Sonshine Media Network International’s (SMNI) day of reckoning is long overdue. In recent developments of the Congress’ probe on SMNI, anchors Lorraine Badoy and Jeffrey Celiz were released from detention on December 12, in a feeble attempt to escape punishment and ironically citing their “democratic rights to free expression.”
The media’s role in shaping public opinion warrants mechanisms that ensure its adherence to ethical standards—one essential mandate that SMNI brazenly neglects in its “reportage.” Without proper sanctions, media outfits like SMNI freely continue to target individuals it deems are opposed to its political agenda. With no surprise, the outfit served as a mouthpiece for the Dutertes with SMNI’s owner, Apollo Quiboloy, who openly supported former President Rodrigo Duterte during his administration.
The prosecution against SMNI is justified for baselessly red-tagging government critics who will have their lives and freedoms endangered as they are placed in the state’s crosshairs. Anchors Badoy and Celiz consistently label critics of the Duterte administration, including activist Carol Araullo, as terrorists. In a fascist state led by the militaristic administration of Duterte, red-tagging sets a perilous precedent for the safety and well-being of activists, often posing a threat to their security and costing their lives.
With the persisting impunity under the Marcos administration, allowing state regulation over the media also sets a dangerous precedent that threatens the attainment of a free press—one that the country continues to grapple with.
SMNI is now being probed for exaggerating Speaker Ferdinand Romualdez’s travel expenses during a program in November in which they claimed he spent P1.8 billion. On the pretense to “halt deliberate disinformation,” Congress adopted a resolution on December 11 urging the National Telecommunications Commission (NTC) to suspend SMNI’s operations. Ramon Gutierrez, representative of the 1-Rider party list, also filed House Bill 9710, proposing to revoke SMNI’s franchise for being “a threat to national security and stability.”
These actions by the state drew concern from the National Union of Journalists of the Philippines who highlighted the risk of government media manipulation. Not long ago, the government’s counter-insurgency efforts led to the NTC’s blocking of alternative media sites like Bulatlat and PinoyWeekly.
Congress is also mulling over a resolution, an action that does need the approval of the Senate and the president, to revoke SMNI’s franchise for various violations. The decision’s expedient nature makes it a controversial one as it can be weaponized against other outlets the state finds a threat. It should not be overlooked that this was the same tactic used by former President Duterte to shut down ABS-CBN, a news outlet that scrutinized his administration’s bloody campaign on the war on drugs.
Hostility against media remains unaddressed, and even exacerbated, by the current Marcos administration. There have been over 100 attacks against media workers since Marcos Jr. assumed the presidency in 2022, according to the National Union of Journalists.
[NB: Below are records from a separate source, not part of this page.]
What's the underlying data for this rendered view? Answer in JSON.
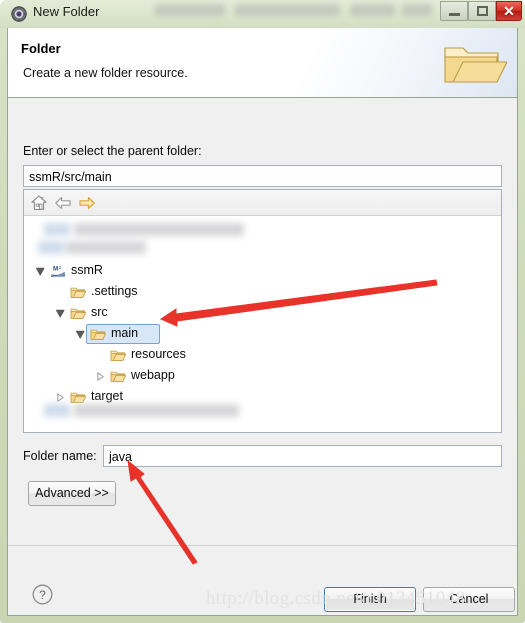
{
  "window": {
    "title": "New Folder",
    "title_icon": "eclipse-wizard-icon",
    "minimize_label": "Minimize",
    "maximize_label": "Maximize",
    "close_label": "✕"
  },
  "banner": {
    "title": "Folder",
    "description": "Create a new folder resource.",
    "icon": "open-folder-icon"
  },
  "content": {
    "parent_label": "Enter or select the parent folder:",
    "parent_value": "ssmR/src/main",
    "folder_name_label": "Folder name:",
    "folder_name_value": "java",
    "advanced_label": "Advanced >>"
  },
  "tree_toolbar": {
    "home_label": "Home",
    "back_label": "Back",
    "forward_label": "Forward"
  },
  "tree": {
    "items": [
      {
        "label": "ssmR",
        "indent": 0,
        "twisty": "expanded",
        "icon": "maven-project-icon",
        "selected": false
      },
      {
        "label": ".settings",
        "indent": 1,
        "twisty": "none",
        "icon": "folder-icon",
        "selected": false
      },
      {
        "label": "src",
        "indent": 1,
        "twisty": "expanded",
        "icon": "folder-icon",
        "selected": false
      },
      {
        "label": "main",
        "indent": 2,
        "twisty": "expanded",
        "icon": "folder-icon",
        "selected": true
      },
      {
        "label": "resources",
        "indent": 3,
        "twisty": "none",
        "icon": "folder-icon",
        "selected": false
      },
      {
        "label": "webapp",
        "indent": 3,
        "twisty": "collapsed",
        "icon": "folder-icon",
        "selected": false
      },
      {
        "label": "target",
        "indent": 1,
        "twisty": "collapsed",
        "icon": "folder-icon",
        "selected": false
      }
    ]
  },
  "footer": {
    "help_label": "?",
    "finish_label": "Finish",
    "cancel_label": "Cancel"
  },
  "watermark": {
    "text": "http://blog.csdn.net/u013451048"
  },
  "colors": {
    "frame": "#cfdcbb",
    "close_button": "#d32e22",
    "selection": "#d7e7f8",
    "selection_border": "#7da2ce",
    "annotation_arrow": "#e8332a",
    "folder_icon": "#f5d68a"
  }
}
In November 2022, the Universal Periodic Review, where United Nations members report human rights violations for review, called on the Philippines to investigate crimes against journalists and to cease all attempts at curtailing media freedom. Yet Marcos Jr.'s vows in June to protect media workers remain as lip service when media workers, such as broadcasters Juan Jumalon and Percy Lapid, continue to be killed under his administration.
Amid the crisis in media, a menacing pattern that targets critical journalism and provides an avenue for partisan politics to cripple news organizations is being institutionalized by the state. Romualdez feigns victimhood but is a perpetrator of this himself, using his influence to enhance his business ventures in media. Soon, franchise revocations and suspensions will threaten the very existence of a free press should the government be given more power to regulate it.
This looming danger highlights the importance of achieving media accountability without external control. The premise hinges on self-regulation which entails the participation of all outlets to join self-regulatory bodies like the Kapisanan ng mga Brodkaster ng Pilipinas. By requiring the media to adhere to standards of professional responsibility, it lays the framework for ethical journalism that serves the public interest.
The primary objective of journalism is forwarding the truth. And SMNI’s perversion of this fundamental value should be met with vehement criticism from media outlets to discredit it as a platform.
But the implications of the SMNI proceedings cannot be ignored for the state has alarmingly equipped itself with a new arm to silence its critics. Without a free press, the media’s indispensable role as society’s watchdog will degenerate into a mouthpiece for the state. Alternative and mainstream outfits now have a collective duty to probe, not just the government, but each other for any acts that disservice the public. ●
Feb 10, 2024
Wala akong hangad na angkinin ang oras mo. Bakit ko naman gagawin iyon, kung sa mga kwento mo tungkol sa iyong pagkilos ay nakikita kitang masaya, nabubuhayan ng loob na magpatuloy at magpakahusay.
Feb 10, 2024
Bago maiahon ni Jimenez sa nais na katanyagan ang UP, esensyal na masigurong nakalapat muna ang kanyang pamumuno sa pagtugon sa kagyat na kahingian ng mga sektor ng pamantasan.